Assistant Professor

Department of Research

Annalynn Galvin, PhD, RN is a new postdoctoral student and research-track assistant professor.  She received her Bachelors of Science Degree in Nursing through the Nursing Honors program at the University of Texas at Austin's School of Nursing. She later received her Masters of Science Degree in Nursing at the same institution, obtaining a degree in Child Health Nursing with a role specialty in Public Health. Her 7 years of pre-doctoral experience as a certified pediatric registered nurse in both acute care hospital settings and public health governmental settings coupled with her research experiences during her undergraduate studies resulted in her continued desire to conduct substantive research in key maternal and child health disparities on an individual and population level. Most recently, she earned her PhD in Health Behavior Research through the University of North Texas Health Science Center's School of Public Health in Fort Worth. During her doctoral program, she has had several manuscripts accepted in higher impact, peer-reviewed public health and behavioral journals.

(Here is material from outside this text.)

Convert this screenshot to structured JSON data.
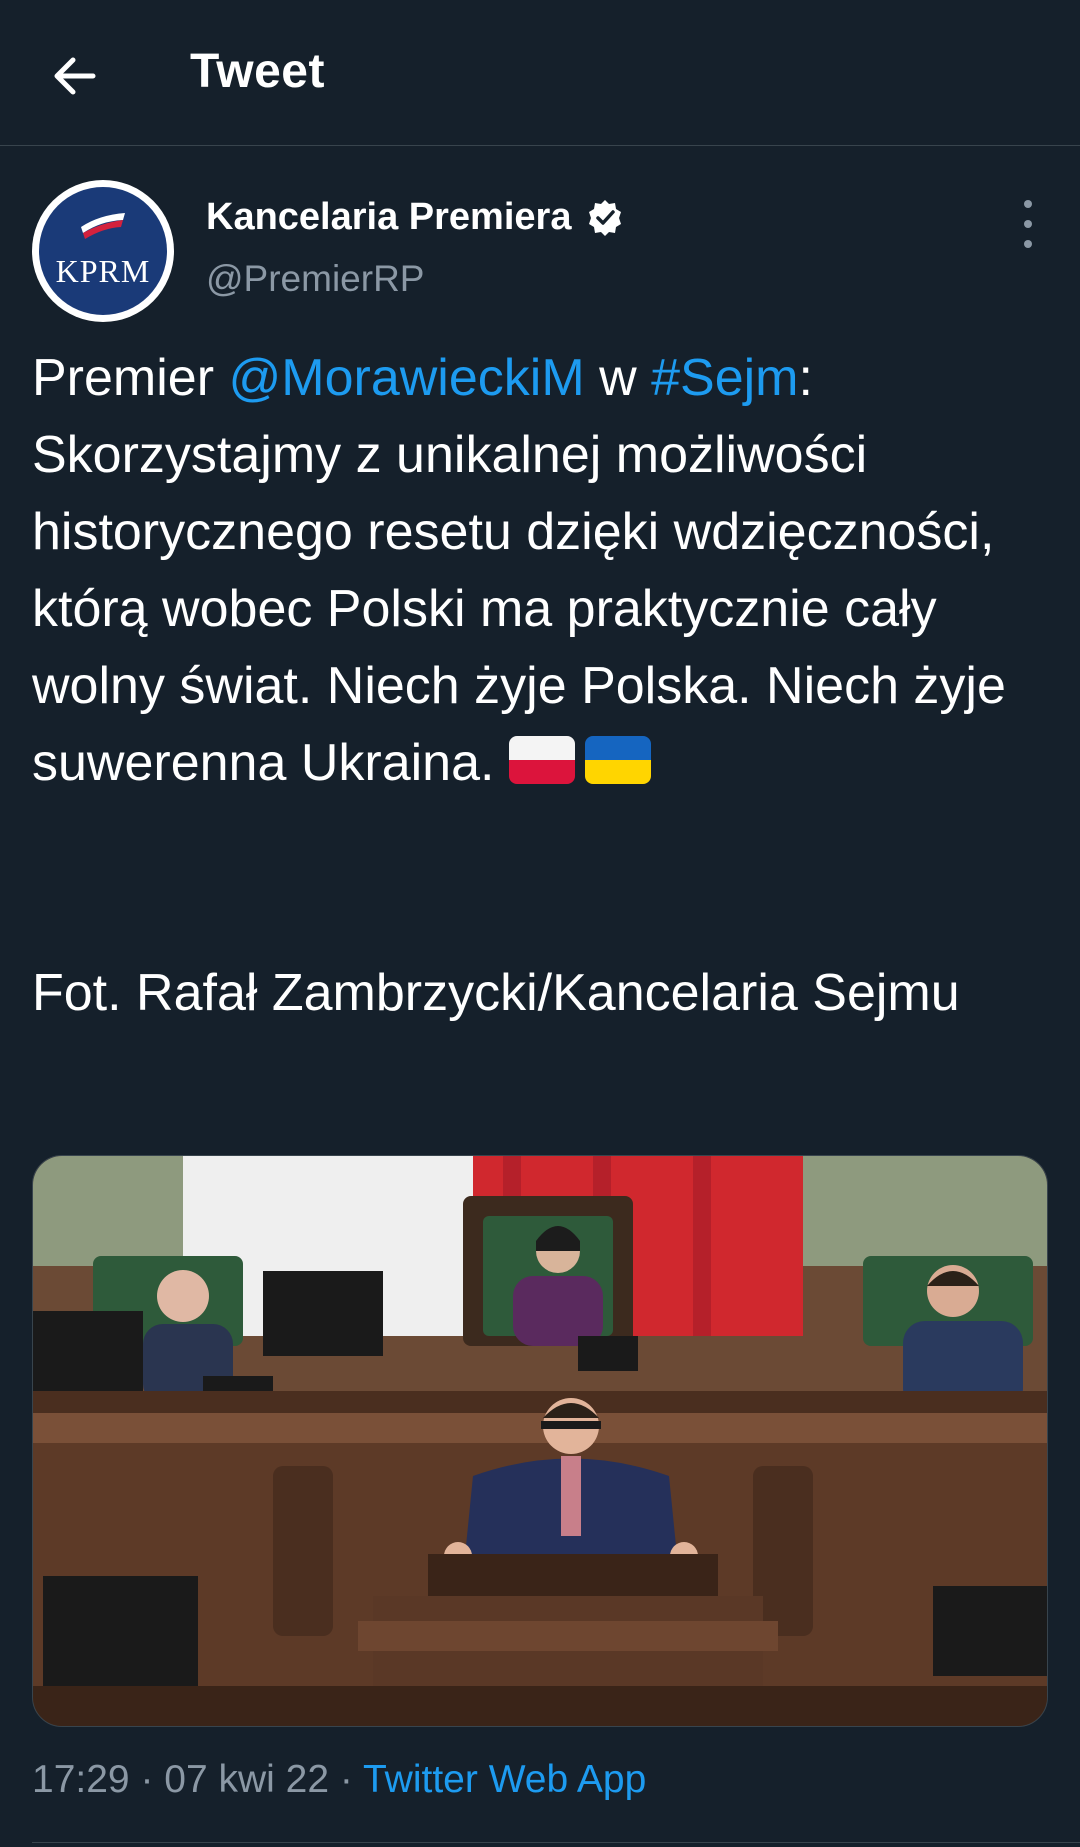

Additionally, she has presented her research at several local and national conferences, such as the American Public Health Association and the American Academy of Health Behavior, winning student awards in public health education and health promotion and maternal-child health. 


University of North Texas Health Science Center School of Public Health, Fort Worth, TX
PhD - Public Health Sciences: Health Behavior Research

University of Texas School of Nursing, Austin, TX
MSN - Child Health Nursing with Role Specialty in Public Health

University of Texas School of Nursing, Austin, TX
BSN - Undergraduate Nursing Honors Program

Clinical/Research Focus

Dr. Galvin’s research interests primarily focus on using mixed-methods research to improve sexual and reproductive health equity in screening and prevention throughout the life course, especially among vulnerable maternal and child populations, such as women and families experiencing homelessness.